Well, as always I feel a bit embarrassed to admit when I’m not on top of my diabetes or have made a potentially bad decision. That’s how it was for a while recently. In a perfect world I would have written a post about it but, well, now that I may have figured it out it’s easier to admit what was happening.
xDrip has this useful History feature where you can see the average BG over a selected time period. I compared the weeks before low-carb with the weeks during low-carb. The average was almost the same. True, the low-carb average was a tiny bit lower. But not what I expected. However, my sugar stability was much, much better. Fewer, smaller spikes.
Why was it so hard to keep my sugars down? I suspected I might just have gotten lazy so I started working a bit harder.
Nope, something was wrong. I observed an interesting effect. There didn’t seem to be a “correct” insulin dosage. There was no sweet spot. My sugar would either go high and then plateau, or modestly rise and then crash later. Was it the protein? The fat? What was going on?
I pondered this for a few days. And then I had a lightbulb moment. When you eat a meal, your body does a liver dump. Well, it tries to. In a non-diabetic, their rapid insulin spike tells the liver to shut up.
So the insulin I was taking wasn’t really to cover protein or fat. It was to mop up the liver dump. But mealtime liver dumps are quick. So after that was dealt with, the tail end of the insulin (even the intramuscular stuff) would drag me doooown.
If I took less insulin, the liver wouldn’t get the “shut up” signal, and keep dumping for longer. So the intial dump would kick me up, and then things would sort of cancel out up there.
I know about this “shut up, liver” thing because it’s part of the theory behind why Afrezza makes dosing easier. So naturally, I immediately thought of Afrezza. I still had a stash of Afrezza. Maybe I ought to give it a go.
And so it began. My first meal-puff went fantastically. Blood sugar was almost immobile. Over the next few days I had a lot of great moments and a few less-great moments. To be expected. You can’t expect to get the hang of a totally different insulin straight away.
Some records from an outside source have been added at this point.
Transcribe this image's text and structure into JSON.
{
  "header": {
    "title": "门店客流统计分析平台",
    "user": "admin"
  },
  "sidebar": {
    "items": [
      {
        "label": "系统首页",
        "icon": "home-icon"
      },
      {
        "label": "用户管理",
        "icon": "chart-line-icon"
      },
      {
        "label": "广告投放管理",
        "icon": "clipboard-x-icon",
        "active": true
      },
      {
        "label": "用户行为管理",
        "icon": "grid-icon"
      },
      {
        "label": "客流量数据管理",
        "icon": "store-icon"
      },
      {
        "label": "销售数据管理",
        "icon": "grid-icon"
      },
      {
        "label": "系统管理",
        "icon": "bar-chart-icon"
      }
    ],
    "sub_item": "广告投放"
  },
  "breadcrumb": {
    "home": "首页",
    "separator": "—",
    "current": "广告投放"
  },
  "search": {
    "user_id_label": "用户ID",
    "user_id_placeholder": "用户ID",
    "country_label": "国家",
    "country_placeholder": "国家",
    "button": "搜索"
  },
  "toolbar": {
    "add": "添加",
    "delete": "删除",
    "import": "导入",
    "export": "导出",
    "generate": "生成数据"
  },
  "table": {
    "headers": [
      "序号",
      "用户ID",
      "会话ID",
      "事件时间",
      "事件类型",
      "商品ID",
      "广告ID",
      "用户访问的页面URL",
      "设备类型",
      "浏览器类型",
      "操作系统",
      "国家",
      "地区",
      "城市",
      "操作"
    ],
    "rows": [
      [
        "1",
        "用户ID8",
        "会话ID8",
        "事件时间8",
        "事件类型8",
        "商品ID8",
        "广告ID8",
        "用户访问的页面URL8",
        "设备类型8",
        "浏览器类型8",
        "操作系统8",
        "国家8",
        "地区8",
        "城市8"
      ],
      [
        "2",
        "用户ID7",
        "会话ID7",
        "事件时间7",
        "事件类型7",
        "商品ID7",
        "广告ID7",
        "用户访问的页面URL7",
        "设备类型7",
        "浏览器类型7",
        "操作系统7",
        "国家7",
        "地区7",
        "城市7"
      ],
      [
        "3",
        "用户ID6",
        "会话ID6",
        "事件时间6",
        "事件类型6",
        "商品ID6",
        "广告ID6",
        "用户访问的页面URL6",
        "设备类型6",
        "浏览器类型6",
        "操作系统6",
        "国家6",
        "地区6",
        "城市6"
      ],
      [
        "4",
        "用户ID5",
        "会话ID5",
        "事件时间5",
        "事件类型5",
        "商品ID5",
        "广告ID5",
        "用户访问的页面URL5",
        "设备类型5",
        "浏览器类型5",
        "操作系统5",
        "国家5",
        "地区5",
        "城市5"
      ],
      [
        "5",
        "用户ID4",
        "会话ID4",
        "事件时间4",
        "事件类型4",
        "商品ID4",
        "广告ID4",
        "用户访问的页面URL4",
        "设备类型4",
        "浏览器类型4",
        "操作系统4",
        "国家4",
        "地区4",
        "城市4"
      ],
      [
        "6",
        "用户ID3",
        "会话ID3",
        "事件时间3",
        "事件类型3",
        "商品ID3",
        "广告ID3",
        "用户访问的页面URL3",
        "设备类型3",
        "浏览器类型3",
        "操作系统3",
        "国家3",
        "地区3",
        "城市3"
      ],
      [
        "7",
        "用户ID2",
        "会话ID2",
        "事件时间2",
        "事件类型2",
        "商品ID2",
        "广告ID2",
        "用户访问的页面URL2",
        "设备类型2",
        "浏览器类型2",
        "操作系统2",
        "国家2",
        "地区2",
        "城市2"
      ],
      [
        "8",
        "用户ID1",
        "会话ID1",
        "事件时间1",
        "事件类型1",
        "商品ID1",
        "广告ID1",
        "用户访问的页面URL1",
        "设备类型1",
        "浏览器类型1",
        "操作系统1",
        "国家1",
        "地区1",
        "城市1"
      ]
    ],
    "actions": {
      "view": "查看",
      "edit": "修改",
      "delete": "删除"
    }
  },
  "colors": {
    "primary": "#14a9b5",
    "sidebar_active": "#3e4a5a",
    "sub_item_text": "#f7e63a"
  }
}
So, I’m nervous about it but pretty optimistic at the moment. Updates to come.